It's not a great idea to run a government using Yahoo! e-mail accounts.
That's the word from experts, anyway, reacting to news that Alaska Gov. Sarah Palin's Yahoo! e-mail had been hacked earlier this week. McCain's vice-presidential pick reportedly used the accounts to communicate with key aides about government business.
The practice is dangerous, said experts, and can run counter to laws ensuring government is open and accountable -- a tough point for Palin, who has made "open government" a catchphrase of her political identity.
By using non-governmental email systems, "Your information is out there available, beyond the official mechanisms there to protect it," said Amit Yoran, the nation's first cybersecurity chief. Yoran is now CEO of Netwitness Corp., a computer security firm for government and private entities.
"When she's communicating about government programs, that information is not being protected with the typical precautions the government has put in place in its own risk management process," said Yoran.
Moreover, a hacked account could be used to falsify communications, noted Yoran – a point proven by one of the hackers, who used Palin's account to send a message to one of her assistants.
Two Yahoo! email accounts belonging to Palin were hacked early Tuesday by a group calling itself 'Anonymous'. Screen shots of her inbox were posted online, as well as a screenshot showing an email of an apparently personal nature from a Palin appointee to the governor.
Palin's use of the private account to discuss public business – a practice reportedly shared by her top aides – also raised concerns from open-government advocates, who fear the practice could impede the spirit of laws designed to preserve government communications and documents.
Recently, Palin's office has fought to withhold some emails from public release, saying they were exempt from disclosure because state law protected certain categories of communication, such as those related to the "deliberative process."
Palin's E-mail Problem

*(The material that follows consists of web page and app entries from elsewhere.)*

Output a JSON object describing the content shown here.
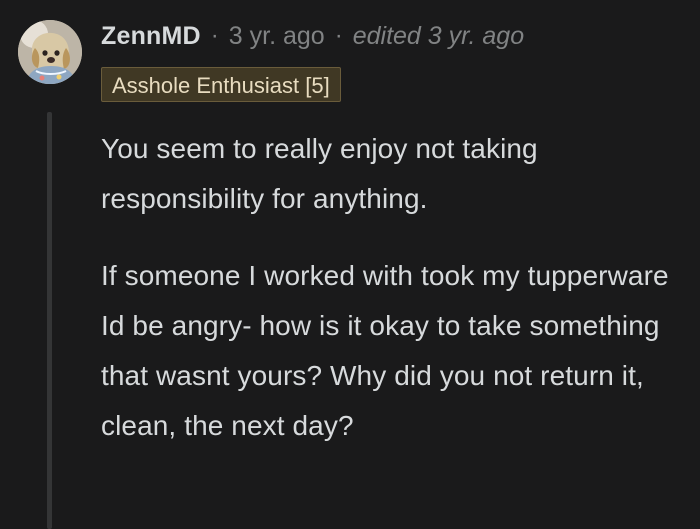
{
  "comment": {
    "author": "ZennMD",
    "separator": "·",
    "time_ago": "3 yr. ago",
    "edited": "edited 3 yr. ago",
    "flair": "Asshole Enthusiast [5]",
    "avatar_icon": "dog-avatar-icon",
    "paragraphs": [
      "You seem to really enjoy not taking responsibility for anything.",
      "If someone I worked with took my tupperware Id be angry- how is it okay to take something that wasnt yours? Why did you not return it, clean, the next day?"
    ]
  },
  "colors": {
    "background": "#1a1a1b",
    "text": "#d7dadc",
    "muted": "#818384",
    "flair_bg": "#403824",
    "thread_line": "#343536"
  }
}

A state spokesman for Palin has defended the practice, saying "I don't hear any public clamor for access to internal communications of the governor's office," and blaming the issue on "some people out there blogging and talking who would like to embarrass the governor."
The McCain-Palin campaign responded to inquiries about Palin's email practice with a written statement. "This is a shocking invasion of the Governor's privacy and a violation of law," read the statement, from campaign manager Rick Davis. "The matter has been turned over to the appropriate authorities and we hope that anyone in possession of these emails will destroy them. We will have no further comment."
Lawyer Meredith Fuchs of the Washington, D.C.-based National Security Archive has experience on this issue, having fought with the Bush White House over how it preserved emails, and why it allowed key personnel to use private email accounts controlled by the Republican National Committee. She believes Palin's email habits echo the worst practices of the Bush administration.
Government email systems typically have safeguards to preserve communications specifically for open-records purposes. "I don't know what Yahoo's policy is" on how long it saves emails, particularly after they're deleted by the user, said Fuchs, who doubted they were preserved.
That parallels the problems with White House personnel sending email through the RNC. Many of their emails "just don't exist anymore," said Fuchs. "This is very similar."
Fuchs – and open-government advocates in Alaska – worry that may be part of the governor's intent. "Maybe they did it because they thought the records wouldn't be disclosed," said Fuchs. "That raises issues possible destruction of evidence issues – if they expected litigation."